There remains hope that Ukrainian and Russian ministers could meet for talks in the Turkish city of Istanbul this week, according to a person familiar with the talks. The UN-facilitated talks would aim to reach the outline of an agreement this month to move 2 million metric tons of grain per month starting in July, the person said.

Russian Foreign Minister Sergei Lavrov met his Turkish counterpart Mevlut Cavusoglu in Ankara last week. The talks, to which Ukraine said it was not invited, did not lead to any progress.

Either way, Ukraine is unlikely to agree to a request from Moscow to remove mines from ports placed to defend them against possible attacks by Russian forces. Kyiv said it was not convinced by assurances from Moscow that it would not strike, noting that Russia had also insisted before the war that it had no intention of invading.

The crisis has sparked a scramble to get grain out of Ukraine via alternative routes across Europe before the next harvest arrives. President Volodymyr Zelenskiy said the amount of grain awaiting shipment out of Ukraine could reach 75 million tonnes in the fall after this harvest.

Clearance would take months, even if accepted. Instead, the grain could flow out of three Black Sea ports through “safe routes” through Ukrainian territorial waters to the Bosphorus, one of the people said. It is unclear how this would avoid having to remove mines from ports so that ships could dock and pick up grain before sailing on these marked lanes. Cavusoglu said on Wednesday that it was not necessary to clear all the mines to establish the corridor.

There is a separate discussion between the EU and other nations around the use of ports in Poland and Romania and the possibility of rail transport links to more distant ports in the Netherlands, Germany and the the Adriatic, the person said. President Joe Biden said on Tuesday that the United States was working to build temporary silos in Poland and other places along the Ukrainian border and then send grain by train.

Overland routes are likely to be much slower and face their own logistical challenges, including overcrowded rail networks, lagging ports in Eastern Europe and differing rail gauges to Europe. Even if these issues are all resolved, it would not completely replace exports from Black Sea ports, the person said.

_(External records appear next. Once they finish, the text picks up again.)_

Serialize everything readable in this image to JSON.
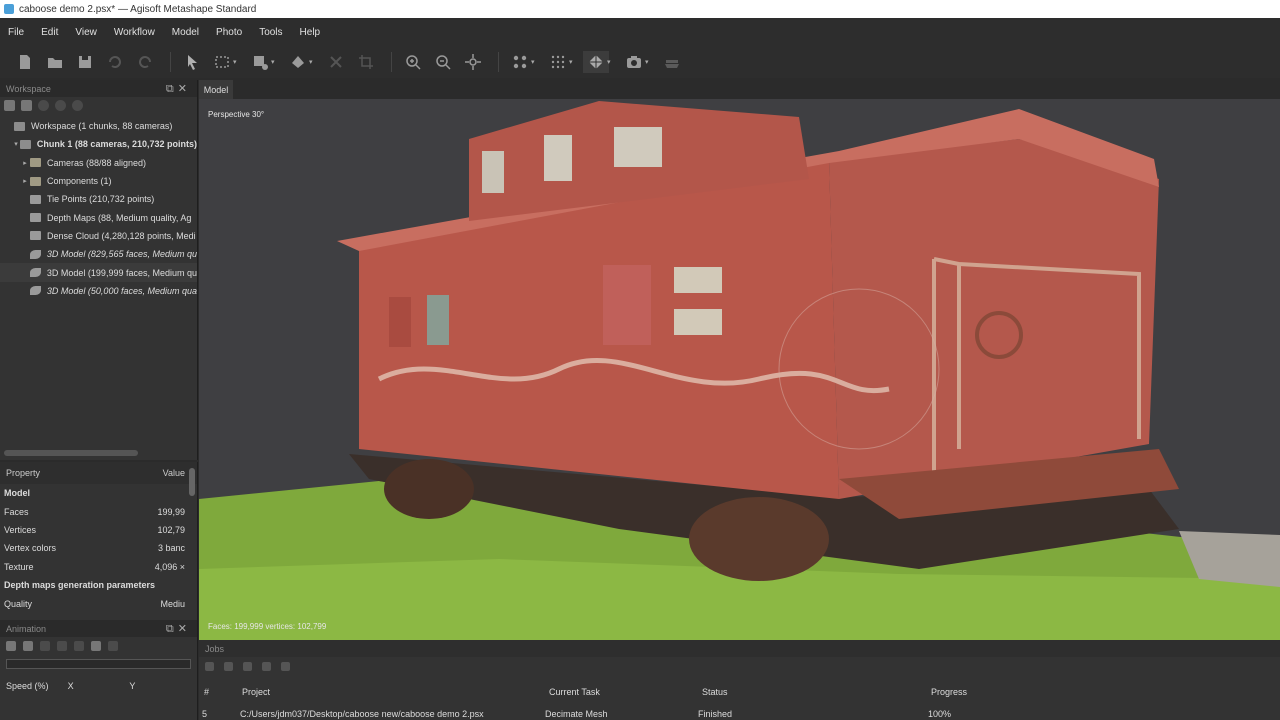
{
  "window": {
    "title": "caboose demo 2.psx* — Agisoft Metashape Standard"
  },
  "menu": [
    "File",
    "Edit",
    "View",
    "Workflow",
    "Model",
    "Photo",
    "Tools",
    "Help"
  ],
  "workspace": {
    "panel_title": "Workspace",
    "tree": [
      {
        "label": "Workspace (1 chunks, 88 cameras)",
        "style": "normal",
        "indent": 0,
        "arrow": ""
      },
      {
        "label": "Chunk 1 (88 cameras, 210,732 points)",
        "style": "bold",
        "indent": 1,
        "arrow": "▾"
      },
      {
        "label": "Cameras (88/88 aligned)",
        "style": "normal",
        "indent": 2,
        "arrow": "▸"
      },
      {
        "label": "Components (1)",
        "style": "normal",
        "indent": 2,
        "arrow": "▸"
      },
      {
        "label": "Tie Points (210,732 points)",
        "style": "normal",
        "indent": 2,
        "arrow": ""
      },
      {
        "label": "Depth Maps (88, Medium quality, Ag",
        "style": "normal",
        "indent": 2,
        "arrow": ""
      },
      {
        "label": "Dense Cloud (4,280,128 points, Medi",
        "style": "normal",
        "indent": 2,
        "arrow": ""
      },
      {
        "label": "3D Model (829,565 faces, Medium qu",
        "style": "italic",
        "indent": 2,
        "arrow": ""
      },
      {
        "label": "3D Model (199,999 faces, Medium qu",
        "style": "normal",
        "indent": 2,
        "arrow": ""
      },
      {
        "label": "3D Model (50,000 faces, Medium qua",
        "style": "italic",
        "indent": 2,
        "arrow": ""
      }
    ]
  },
  "properties": {
    "col_property": "Property",
    "col_value": "Value",
    "rows": [
      {
        "name": "Model",
        "value": "",
        "group": true
      },
      {
        "name": "Faces",
        "value": "199,99",
        "group": false
      },
      {
        "name": "Vertices",
        "value": "102,79",
        "group": false
      },
      {
        "name": "Vertex colors",
        "value": "3 banc",
        "group": false
      },
      {
        "name": "Texture",
        "value": "4,096 ×",
        "group": false
      },
      {
        "name": "Depth maps generation parameters",
        "value": "",
        "group": true
      },
      {
        "name": "Quality",
        "value": "Mediu",
        "group": false
      }
    ]
  },
  "animation": {
    "panel_title": "Animation",
    "col_speed": "Speed (%)",
    "col_x": "X",
    "col_y": "Y"
  },
  "model_view": {
    "tab_label": "Model",
    "perspective_label": "Perspective 30°",
    "stats_label": "Faces: 199,999 vertices: 102,799",
    "colors": {
      "background": "#3f3f42",
      "car_body": "#b8574a",
      "grass": "#7fa93c"
    }
  },
  "jobs": {
    "panel_title": "Jobs",
    "columns": {
      "num": "#",
      "project": "Project",
      "task": "Current Task",
      "status": "Status",
      "progress": "Progress"
    },
    "rows": [
      {
        "num": "5",
        "project": "C:/Users/jdm037/Desktop/caboose new/caboose demo 2.psx",
        "task": "Decimate Mesh",
        "status": "Finished",
        "progress": "100%"
      }
    ]
  }
}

One official said the biggest problem of all was lack of trust in Russia. Putin has directly linked the unblocking of Ukrainian grain shipments to the lifting of sanctions against Russia, and his officials continue to perpetuate the claim that food shortages are the result of those sanctions.

A senior European intelligence officer said Moscow was spreading a similar message through influence and disinformation operations in the Middle East and Africa.

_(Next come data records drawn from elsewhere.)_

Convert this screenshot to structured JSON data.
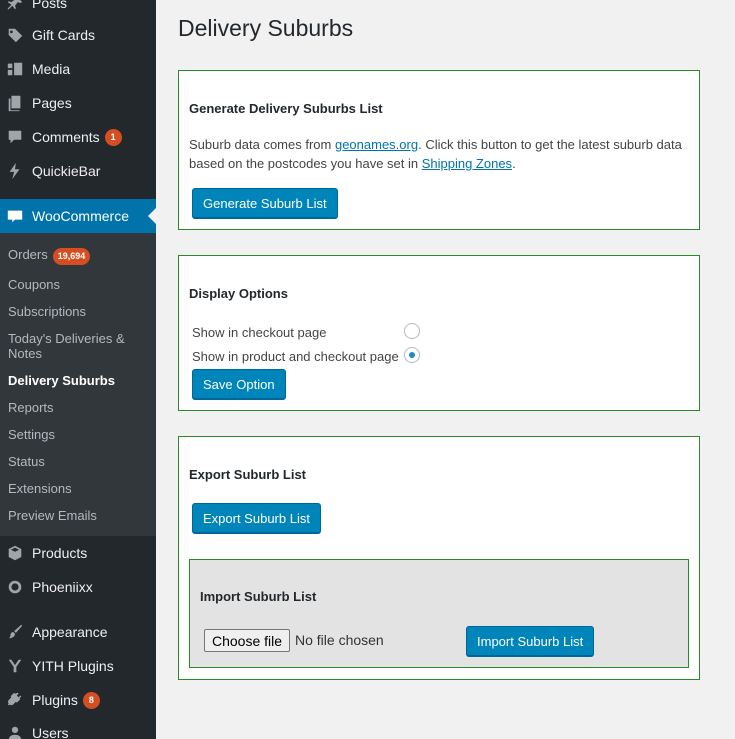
{
  "sidebar": {
    "items_top": [
      {
        "label": "Posts",
        "icon": "pin-icon"
      },
      {
        "label": "Gift Cards",
        "icon": "tag-icon"
      },
      {
        "label": "Media",
        "icon": "media-icon"
      },
      {
        "label": "Pages",
        "icon": "pages-icon"
      },
      {
        "label": "Comments",
        "icon": "comment-icon",
        "badge": "1"
      },
      {
        "label": "QuickieBar",
        "icon": "bolt-icon"
      }
    ],
    "woocommerce": {
      "label": "WooCommerce",
      "icon_text": "WOO"
    },
    "submenu": [
      {
        "label": "Orders",
        "badge": "19,694"
      },
      {
        "label": "Coupons"
      },
      {
        "label": "Subscriptions"
      },
      {
        "label": "Today's Deliveries & Notes"
      },
      {
        "label": "Delivery Suburbs",
        "current": true
      },
      {
        "label": "Reports"
      },
      {
        "label": "Settings"
      },
      {
        "label": "Status"
      },
      {
        "label": "Extensions"
      },
      {
        "label": "Preview Emails"
      }
    ],
    "items_bottom": [
      {
        "label": "Products",
        "icon": "box-icon"
      },
      {
        "label": "Phoeniixx",
        "icon": "circle-icon"
      },
      {
        "label": "Appearance",
        "icon": "brush-icon"
      },
      {
        "label": "YITH Plugins",
        "icon": "yith-icon"
      },
      {
        "label": "Plugins",
        "icon": "plug-icon",
        "badge": "8"
      },
      {
        "label": "Users",
        "icon": "user-icon"
      }
    ]
  },
  "page": {
    "title": "Delivery Suburbs"
  },
  "generate": {
    "title": "Generate Delivery Suburbs List",
    "text_before": "Suburb data comes from ",
    "link1": "geonames.org",
    "text_middle": ". Click this button to get the latest suburb data based on the postcodes you have set in ",
    "link2": "Shipping Zones",
    "text_after": ".",
    "button": "Generate Suburb List"
  },
  "display": {
    "title": "Display Options",
    "option1": "Show in checkout page",
    "option2": "Show in product and checkout page",
    "selected": "option2",
    "button": "Save Option"
  },
  "export": {
    "title": "Export Suburb List",
    "button": "Export Suburb List"
  },
  "import": {
    "title": "Import Suburb List",
    "choose_file": "Choose file",
    "file_status": "No file chosen",
    "button": "Import Suburb List"
  },
  "colors": {
    "sidebar_bg": "#23282d",
    "submenu_bg": "#32373c",
    "active_bg": "#0073aa",
    "button_bg": "#0085ba",
    "badge_bg": "#d54e21",
    "panel_border": "#2a8a2a"
  }
}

The American and European sanctions do not target the Russian agricultural sector or the transport of food and agricultural products. EU restrictions do not prevent Moscow from exporting its fertilizers to third countries. This is even while some shippers, banks and insurers are shunning the trade in Russian fertilizers, with the US government now quietly encouraging companies to buy and ship more of it.

Any deal to ship by sea will need to come with assurances that Russia will not target Ukraine’s storage facilities, as well as its transportation and export infrastructure, one person said.

Both parties must also agree on inspections, with UN-flagged inspectors being considered as a possibility. Russia has said it wants to control these checks, according to the person.

Other operational challenges include the need to acquire large vessels, how to transport grain safely from various parts of Ukraine to ports, and how to insure cargo.

Officials are also pessimistic about the chances of a deal that would see Ukrainian grain funneled through neighboring Belarus, a country that has been used by Russia as a jumping off point to send troops to Ukraine.

A senior intelligence officer said Russia was likely to coordinate with Belarus, which is keen to see its own sanctions lifted. Ukraine has already ruled out using Belarus as an intermediary.

© 2022 Bloomberg L.P.